Sindarin and Quenya language texts, poetry, songs, and vocabulary and grammar guides can be found in Parma Tyelpelassiva. To reach the English information, you’ll have to scroll down a bit from the top of the page, which is written in Elvish. On both Sindarin and Quenya, you can order and download some courses.
- Quenya 101 is another option for learning Elvish. The site focuses solely on the Quenya language. It is necessary to donate to the site owner in order to access the course. In this course, grammar, vocabulary, syntax, and full sentences are covered with the aim of becoming fluent in spoken Quenya. Several quick guides on verbs, conjugations, and the Tengwar alphabet are also available on the website.

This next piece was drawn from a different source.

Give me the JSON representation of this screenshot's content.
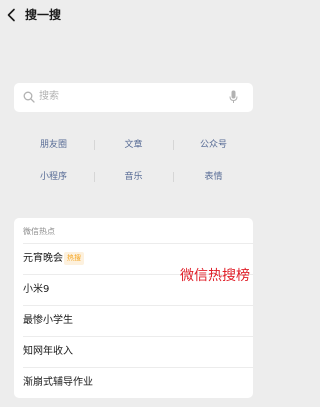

- You can view lessons on everything Sindarin on Sindarin Lessons, and there is a helpful forum if you need translation assistance. When reviewing the lessons, the learner can do everything from creating English names to translating English into Sindarin.
- Quenya (another major Elvish language in Tolkien’s books) and Sindarin vocabulary terms are included in A Taste of Elvish. The words are categorized by types of people, family names, animals, plants, foods, and geographical terms.

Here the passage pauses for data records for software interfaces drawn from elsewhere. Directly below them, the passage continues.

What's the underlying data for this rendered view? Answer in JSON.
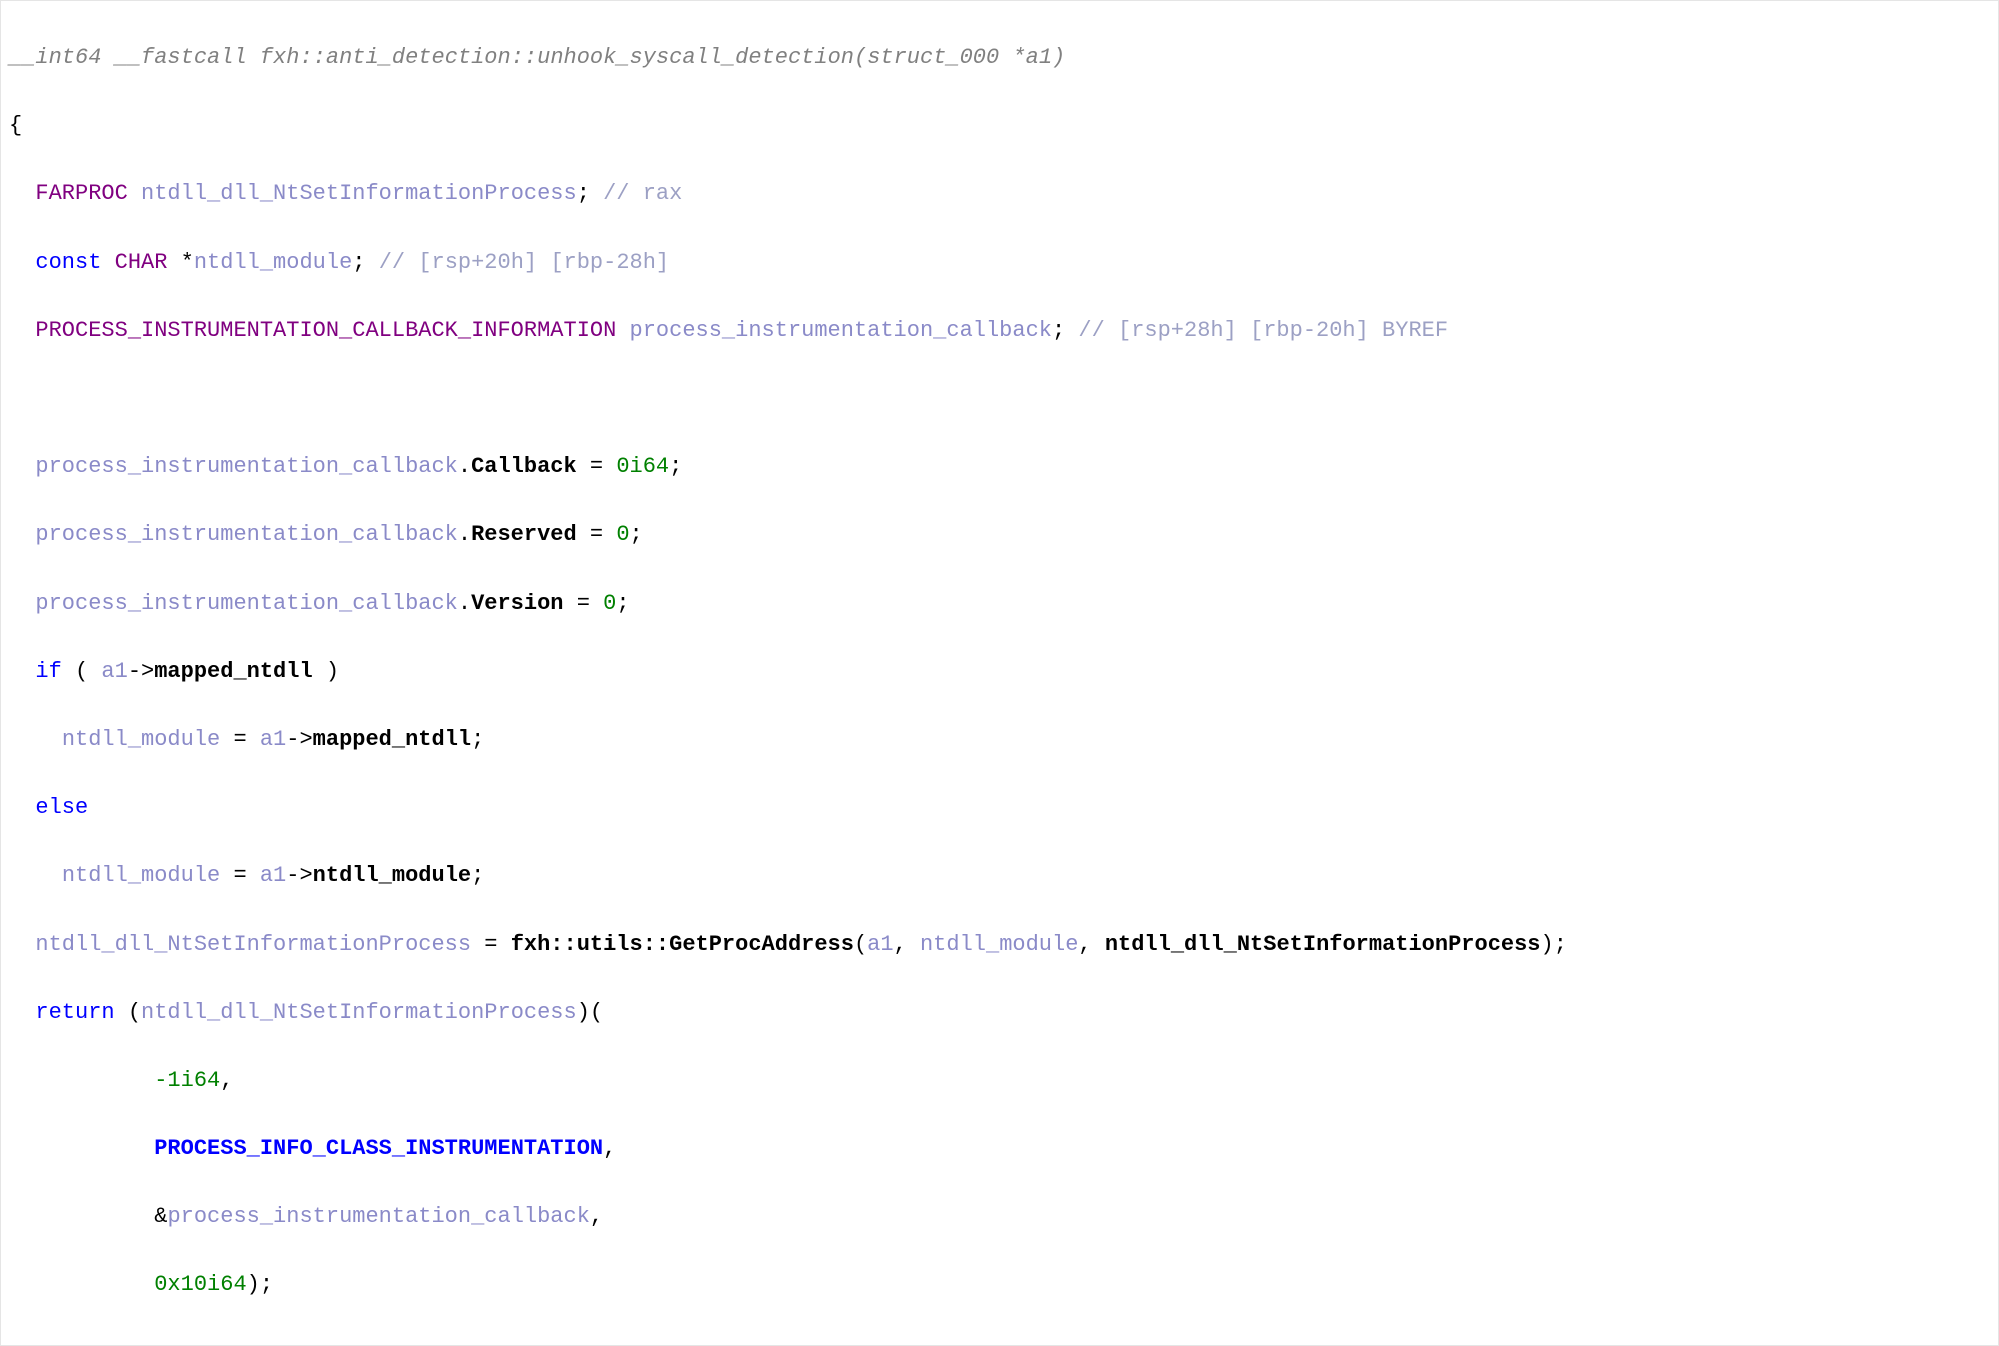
{
  "signature": {
    "ret_kw": "__int64",
    "call_kw": "__fastcall",
    "ns1": "fxh",
    "ns2": "anti_detection",
    "fn": "unhook_syscall_detection",
    "arg_type": "struct_000",
    "arg_name": "a1"
  },
  "decl1": {
    "type": "FARPROC",
    "name": "ntdll_dll_NtSetInformationProcess",
    "cmt": "// rax"
  },
  "decl2": {
    "kw": "const",
    "type": "CHAR",
    "name": "ntdll_module",
    "cmt": "// [rsp+20h] [rbp-28h]"
  },
  "decl3": {
    "type": "PROCESS_INSTRUMENTATION_CALLBACK_INFORMATION",
    "name": "process_instrumentation_callback",
    "cmt": "// [rsp+28h] [rbp-20h] BYREF"
  },
  "stmt1": {
    "obj": "process_instrumentation_callback",
    "mem": "Callback",
    "val": "0i64"
  },
  "stmt2": {
    "obj": "process_instrumentation_callback",
    "mem": "Reserved",
    "val": "0"
  },
  "stmt3": {
    "obj": "process_instrumentation_callback",
    "mem": "Version",
    "val": "0"
  },
  "ifline": {
    "kw": "if",
    "arg": "a1",
    "mem": "mapped_ntdll"
  },
  "thenline": {
    "lhs": "ntdll_module",
    "arg": "a1",
    "mem": "mapped_ntdll"
  },
  "elsekw": "else",
  "elseline": {
    "lhs": "ntdll_module",
    "arg": "a1",
    "mem": "ntdll_module"
  },
  "call": {
    "lhs": "ntdll_dll_NtSetInformationProcess",
    "ns1": "fxh",
    "ns2": "utils",
    "fn": "GetProcAddress",
    "a1": "a1",
    "a2": "ntdll_module",
    "a3": "ntdll_dll_NtSetInformationProcess"
  },
  "ret": {
    "kw": "return",
    "callee": "ntdll_dll_NtSetInformationProcess",
    "arg1": "-1i64",
    "arg2": "PROCESS_INFO_CLASS_INSTRUMENTATION",
    "arg3": "process_instrumentation_callback",
    "arg4": "0x10i64"
  }
}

- The One Wiki to Rule Them All contains information about Tolkien’s works. A vowel pronunciation guide is included with an extensive Elven word list.
- With Fun Translations, you can translate Sindarin and Quenya using a translator. It is similar to Google Translate in terms of functionality. Just type in your words or phrases and the site will provide an Elvish translation. You can also translate your English words into Elves’ beautiful script with a Tengwar translator. Since these fonts can’t be processed by your everyday software, the translations can be saved as images. The translator does not work with every word, including some common ones, so you will need other sources to complete the translation.

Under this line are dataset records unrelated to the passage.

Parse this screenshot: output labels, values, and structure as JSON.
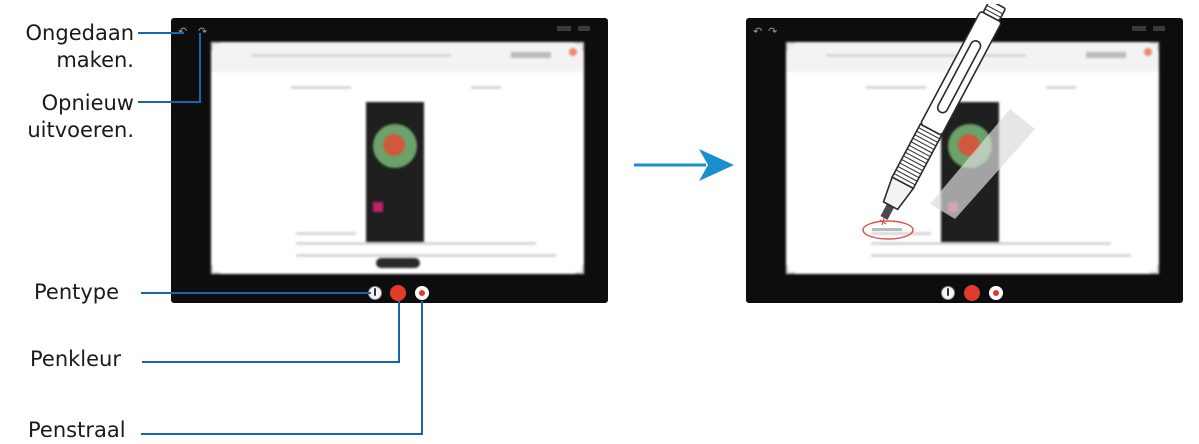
{
  "callouts": {
    "undo": "Ongedaan\nmaken.",
    "redo": "Opnieuw\nuitvoeren.",
    "pen_type": "Pentype",
    "pen_color": "Penkleur",
    "pen_radius": "Penstraal"
  },
  "colors": {
    "callout_line": "#1766ad",
    "arrow": "#1a8fd0",
    "pen_color_red": "#e23b2c",
    "tablet_frame": "#0d0d0d"
  },
  "icons": [
    "undo-icon",
    "redo-icon",
    "pen-type-icon",
    "pen-color-icon",
    "pen-radius-icon",
    "arrow-right-icon",
    "s-pen-stylus"
  ]
}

- With Dan Smith’s Fantasy Fonts for Windows, you can translate in Tengwar font on your computer. In addition to the actual font files, you can also download Celtic lettering and knotwork fonts from this site.
- You can also listen to the Quenya and Sindarin languages on YouTube. The following are helpful if you have trouble understanding the written pronunciations. Also available are tutorials on how to write in Tengwar Elvish. Here are a few good options:
- Learn Sindarin in VEDA 208: Learn to Speak Elvish
- The basics of Sindarin pronunciation is provided in Learn to Speak Elvish: Sindarin Pronunciation
- This playlist contains seven videos covering topics such as weather, love, and family in Sindarin Elvish
- Sindarin Textbook Lecture Series – An explanation of pronunciation and syllable division
- A YouTube channel dedicated to learning how to write in Elvish
- Here’s a lesson on Tengwar lettering and rules
- There is a multi-part series on Elvish writing in Tengwar Teacher
Smartphone and Tablet Apps
There are several mobile apps available that translate words and phrases into Elvish.
- You can share Tengwar script images with others using the Elvish Translator & Share app (Android).
- With Elfic Elvish Translator (Android), you can translate English phrases into Elvish Tengwar script and share them on social media.
- It allows you to convert names or phrases into Elvish and Dwarven script using Runes – Elvish Translator (iOS).
- The Elvish Translator (iOS) lets you translate words and phrases into Tengwar script, and save them as image files for use as device wallpapers or as computer downloads.
Getting Started with Elvish Translations
Review the sites above to find the translator or course that is right for you. When learning grammar rules, you should focus on either the Quenya or Sindarin language. It won’t take you long to translate Elvish with some study and persistence!